Moody’s has placed Botswana among oil importers, small, tourism-reliant economies which will see the largest fall in revenue. Botswana is in the top 10 of that pecking order where Moody’s pointed out recently that other resource-rich countries like Botswana (A2 negative) will also face a large drop in fiscal revenue.
This situation of countries’ revenue on the red is going to stay stubborn for a long run. Moody’s predicts that the spending pressures faced by governments across the globe are unlikely to ease in the short term, particularly because this crisis has emphasized the social role governments perform in areas like healthcare and labour markets.

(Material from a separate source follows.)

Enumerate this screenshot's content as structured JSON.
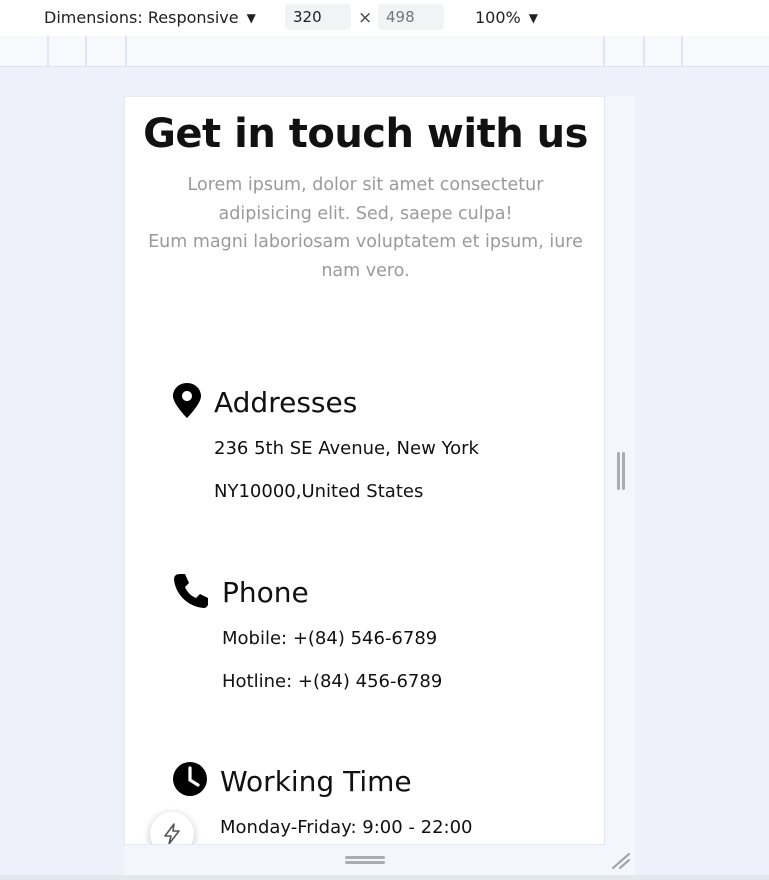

For countries like Botswana, these spending pressures are generally exacerbated by a range of other factors like a higher interest burden, infrastructure deficiencies, weaker broader public sector, higher subsidies, lower incomes and more precarious employment. As a result, most of the burden for any fiscal consolidation is likely to fall on the revenue side, says Moody’s.

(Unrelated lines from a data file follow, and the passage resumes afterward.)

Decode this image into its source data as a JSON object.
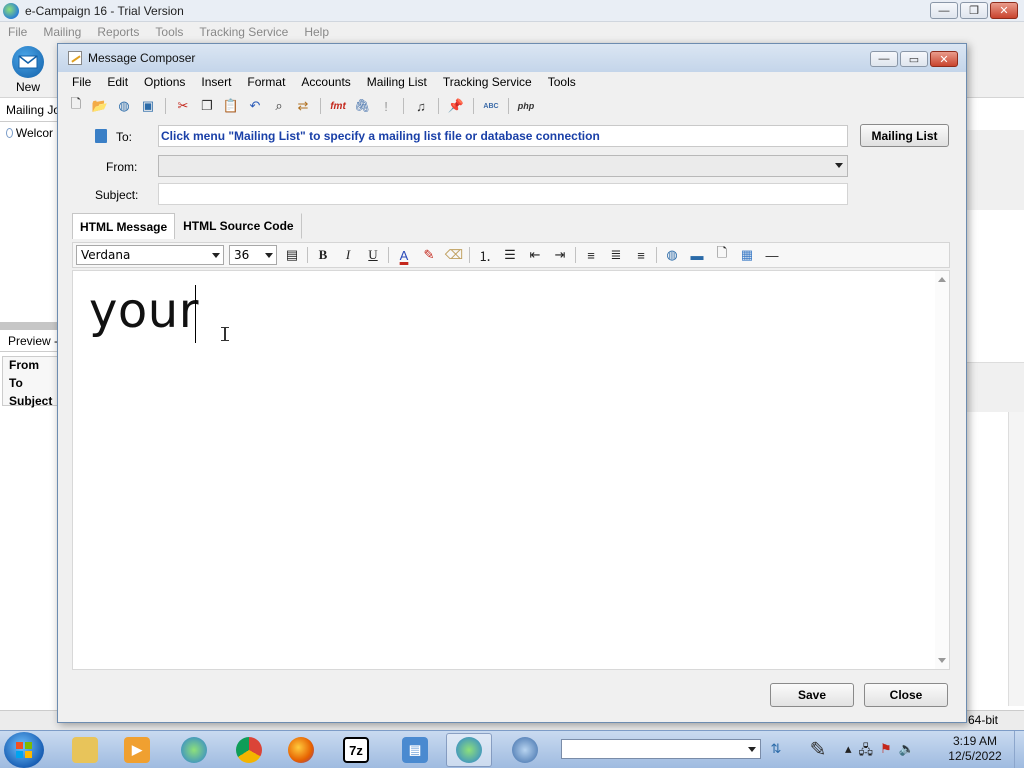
{
  "main_window": {
    "title": "e-Campaign 16 - Trial Version",
    "menu": [
      "File",
      "Mailing",
      "Reports",
      "Tools",
      "Tracking Service",
      "Help"
    ],
    "new_button_label": "New",
    "left_panel_header": "Mailing Jo",
    "left_panel_item": "Welcor",
    "preview_header": "Preview -",
    "preview_fields": [
      "From",
      "To",
      "Subject"
    ],
    "status_text": "64-bit"
  },
  "composer": {
    "title": "Message Composer",
    "menu": [
      "File",
      "Edit",
      "Options",
      "Insert",
      "Format",
      "Accounts",
      "Mailing List",
      "Tracking Service",
      "Tools"
    ],
    "toolbar_icons": [
      "new-document-icon",
      "open-folder-icon",
      "web-globe-icon",
      "save-disk-icon",
      "cut-icon",
      "copy-icon",
      "paste-icon",
      "undo-icon",
      "find-binoculars-icon",
      "replace-icon",
      "fmt-icon",
      "attachment-icon",
      "priority-icon",
      "music-icon",
      "pin-icon",
      "spellcheck-icon",
      "php-icon"
    ],
    "toolbar_text": {
      "fmt": "fmt",
      "php": "php",
      "abc": "ABC"
    },
    "to_label": "To:",
    "to_value": "Click menu \"Mailing List\" to specify a mailing list file or database connection",
    "mailing_list_button": "Mailing List",
    "from_label": "From:",
    "from_value": "",
    "subject_label": "Subject:",
    "subject_value": "",
    "tabs": [
      "HTML Message",
      "HTML Source Code"
    ],
    "active_tab": "HTML Message",
    "font_name": "Verdana",
    "font_size": "36",
    "format_buttons": [
      "B",
      "I",
      "U"
    ],
    "editor_text": "your",
    "save_button": "Save",
    "close_button": "Close"
  },
  "taskbar": {
    "apps": [
      "file-explorer",
      "media-player",
      "e-campaign",
      "chrome",
      "firefox",
      "7zip",
      "remote-desktop",
      "e-campaign-2",
      "network-globe"
    ],
    "app_7zip_label": "7z",
    "time": "3:19 AM",
    "date": "12/5/2022"
  },
  "colors": {
    "to_text": "#1a40a8",
    "titlebar": "#c4d5ea",
    "taskbar": "#9fbbe0"
  }
}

Moody’s then moves to the revenue spin of taxation. The rating agency looked at the likelihood and probability of sovereigns to raise up revenue by increasing tax to offset what was lost in mineral revenue and tourism-related tax revenue. Moody’s said the capacity to raise tax revenue distinguishes governments from other debt issuers. “In theory, governments can change a given tax system as they wish, subject to the relevant legislative process and within the constraints of international law. In practice, however, there are material constraints,” says Moody’s.

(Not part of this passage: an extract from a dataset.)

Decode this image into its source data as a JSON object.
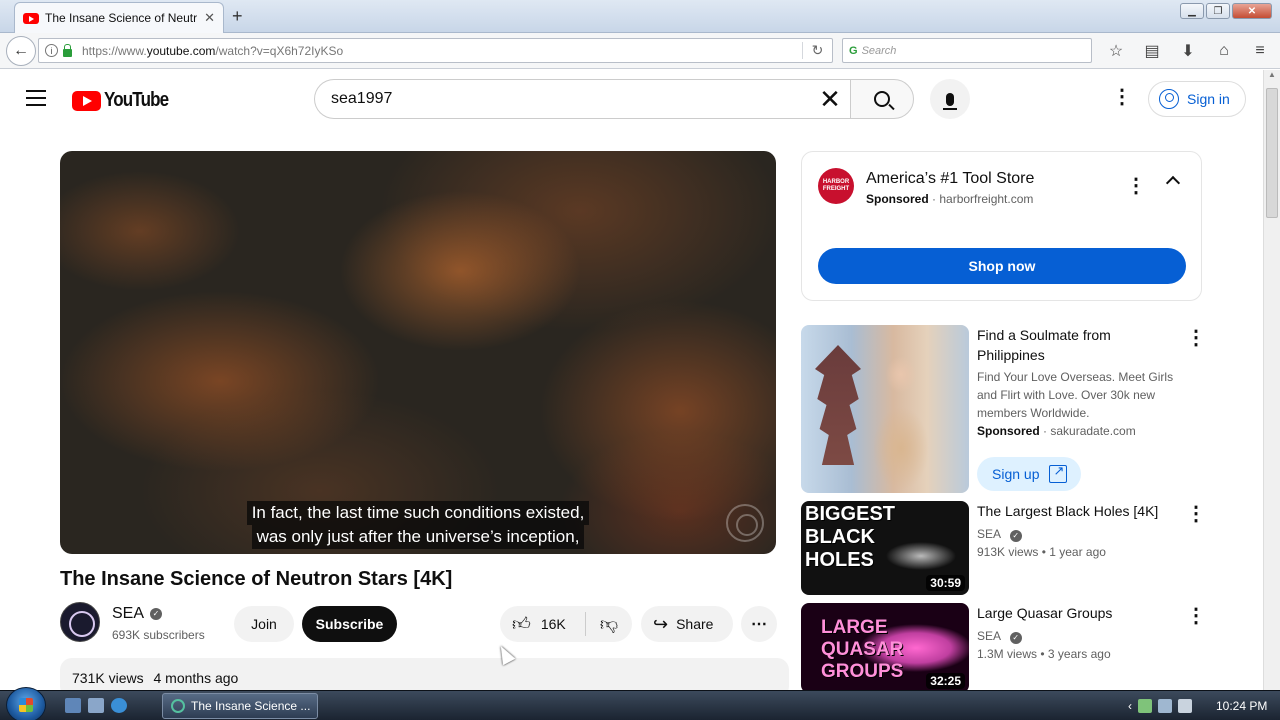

‘‘The coronavirus crisis will lead to long-lasting revenue losses for emerging market sovereigns because their ability to implement and enforce effective revenue-raising measures in response will be an important credit driver over the next few years because of their sizeable spending pressures and the subdued recovery in the global economy we expect next year.’’
According to Moody’s, together with a rise in stimulus and healthcare spending related to the crisis, the think tank expects this drop in revenue will trigger a sizeable fiscal deterioration across emerging market sovereigns. Most countries, including Botswana, are under pressure of widening their tax bases, Moody’s says that this will be challenging. “Even if governments reversed or do not extend tax-easing measures implemented in 2020 to support the economy through the coronavirus shock, which would be politically challenging, this would only provide a modest boost to revenue, especially as these measures were relatively modest in most emerging markets,” says Moody’s.
Botswana has been seen internationally as a ‘tax ease’ country and its taxes are seen as lower when compared to its regional counterparts. This country’s name has also been mentioned in various international investigative journalism tax evasion reports. In recent years there was a division of opinions over whether this country can stretch its tax base. But like other sovereigns who have tried but struggled to increase or even maintain their tax intake before the crisis, Botswana will face additional challenges, according to Moody’s.
“Additional measures to reduce tax evasion and cutting tax expenditure should support the recovery in government revenue, albeit from low levels,” advised Moody’s. Botswana’s tax revenue to the percentage of the GDP was 27 percent in 2008, dropped to 23 percent in 2010 to 23 percent before rising to 27 percent again in 2012. In years 2013 and 2014 the percentage went to 25 percent before it took a slip to decline in respective years of 2015 up to now where it is at 19.8 percent.